Assignment ::
Copy, from the material below, each line where "Breath" shows up.
════════════════════
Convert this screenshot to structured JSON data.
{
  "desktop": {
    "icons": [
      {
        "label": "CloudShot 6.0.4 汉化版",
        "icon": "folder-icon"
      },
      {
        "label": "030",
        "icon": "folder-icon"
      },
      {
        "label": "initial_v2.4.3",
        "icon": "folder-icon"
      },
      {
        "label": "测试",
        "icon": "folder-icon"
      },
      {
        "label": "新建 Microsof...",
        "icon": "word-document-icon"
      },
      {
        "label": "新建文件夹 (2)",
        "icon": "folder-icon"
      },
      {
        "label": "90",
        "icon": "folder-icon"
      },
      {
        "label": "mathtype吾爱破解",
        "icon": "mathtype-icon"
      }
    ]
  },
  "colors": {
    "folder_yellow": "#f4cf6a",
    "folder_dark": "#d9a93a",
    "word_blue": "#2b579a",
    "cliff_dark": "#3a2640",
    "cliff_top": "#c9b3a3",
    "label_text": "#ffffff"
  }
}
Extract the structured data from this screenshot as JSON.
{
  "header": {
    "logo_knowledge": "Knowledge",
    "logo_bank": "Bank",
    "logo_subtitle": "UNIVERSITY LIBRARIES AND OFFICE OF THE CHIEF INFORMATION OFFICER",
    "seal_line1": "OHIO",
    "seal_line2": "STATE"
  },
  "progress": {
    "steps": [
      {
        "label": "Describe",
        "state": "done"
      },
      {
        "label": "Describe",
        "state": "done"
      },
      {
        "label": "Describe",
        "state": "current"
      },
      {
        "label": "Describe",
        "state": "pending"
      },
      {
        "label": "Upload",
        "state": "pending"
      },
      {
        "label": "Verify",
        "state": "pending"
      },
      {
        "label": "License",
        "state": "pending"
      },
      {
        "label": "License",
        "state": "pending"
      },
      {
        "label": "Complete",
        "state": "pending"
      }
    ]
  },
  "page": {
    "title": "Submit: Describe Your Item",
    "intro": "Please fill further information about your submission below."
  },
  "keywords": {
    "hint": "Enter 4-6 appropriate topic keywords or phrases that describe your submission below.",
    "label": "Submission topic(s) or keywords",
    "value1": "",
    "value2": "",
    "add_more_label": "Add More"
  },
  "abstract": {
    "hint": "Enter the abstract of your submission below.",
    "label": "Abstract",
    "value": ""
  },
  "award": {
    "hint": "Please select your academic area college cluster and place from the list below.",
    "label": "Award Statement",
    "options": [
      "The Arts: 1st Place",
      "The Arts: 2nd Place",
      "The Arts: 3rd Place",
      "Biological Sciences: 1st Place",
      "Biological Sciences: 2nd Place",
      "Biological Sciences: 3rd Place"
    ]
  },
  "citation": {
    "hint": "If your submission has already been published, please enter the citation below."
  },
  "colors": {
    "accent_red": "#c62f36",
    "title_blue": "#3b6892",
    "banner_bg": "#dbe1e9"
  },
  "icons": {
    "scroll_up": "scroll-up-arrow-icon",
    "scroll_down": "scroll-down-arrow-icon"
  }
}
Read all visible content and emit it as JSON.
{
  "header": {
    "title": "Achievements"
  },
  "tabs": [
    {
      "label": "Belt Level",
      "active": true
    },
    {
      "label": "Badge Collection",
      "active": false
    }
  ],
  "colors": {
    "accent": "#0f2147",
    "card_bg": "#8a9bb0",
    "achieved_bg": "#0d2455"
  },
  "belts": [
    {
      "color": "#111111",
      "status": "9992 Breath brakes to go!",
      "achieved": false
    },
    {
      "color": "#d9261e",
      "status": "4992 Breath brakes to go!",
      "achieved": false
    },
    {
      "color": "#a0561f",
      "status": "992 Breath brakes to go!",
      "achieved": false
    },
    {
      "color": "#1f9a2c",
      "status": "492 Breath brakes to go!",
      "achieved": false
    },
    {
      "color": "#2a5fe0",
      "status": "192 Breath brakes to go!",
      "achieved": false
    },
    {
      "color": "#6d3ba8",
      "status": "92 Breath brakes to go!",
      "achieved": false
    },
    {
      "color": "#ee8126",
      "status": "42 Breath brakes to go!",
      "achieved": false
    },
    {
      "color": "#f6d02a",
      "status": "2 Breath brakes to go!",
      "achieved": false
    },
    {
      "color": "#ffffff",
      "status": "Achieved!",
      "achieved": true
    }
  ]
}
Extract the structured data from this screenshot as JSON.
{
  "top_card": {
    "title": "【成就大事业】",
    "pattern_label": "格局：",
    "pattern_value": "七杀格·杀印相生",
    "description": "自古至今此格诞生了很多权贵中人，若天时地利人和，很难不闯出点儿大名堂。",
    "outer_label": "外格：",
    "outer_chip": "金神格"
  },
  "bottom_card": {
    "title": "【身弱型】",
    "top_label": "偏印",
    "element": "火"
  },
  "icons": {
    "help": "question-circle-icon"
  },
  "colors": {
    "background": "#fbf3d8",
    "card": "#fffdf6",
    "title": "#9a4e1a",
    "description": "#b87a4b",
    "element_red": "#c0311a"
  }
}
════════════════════
Task answer ::
      "status": "9992 Breath brakes to go!",
      "status": "4992 Breath brakes to go!",
      "status": "992 Breath brakes to go!",
      "status": "492 Breath brakes to go!",
      "status": "192 Breath brakes to go!",
      "status": "92 Breath brakes to go!",
      "status": "42 Breath brakes to go!",
      "status": "2 Breath brakes to go!",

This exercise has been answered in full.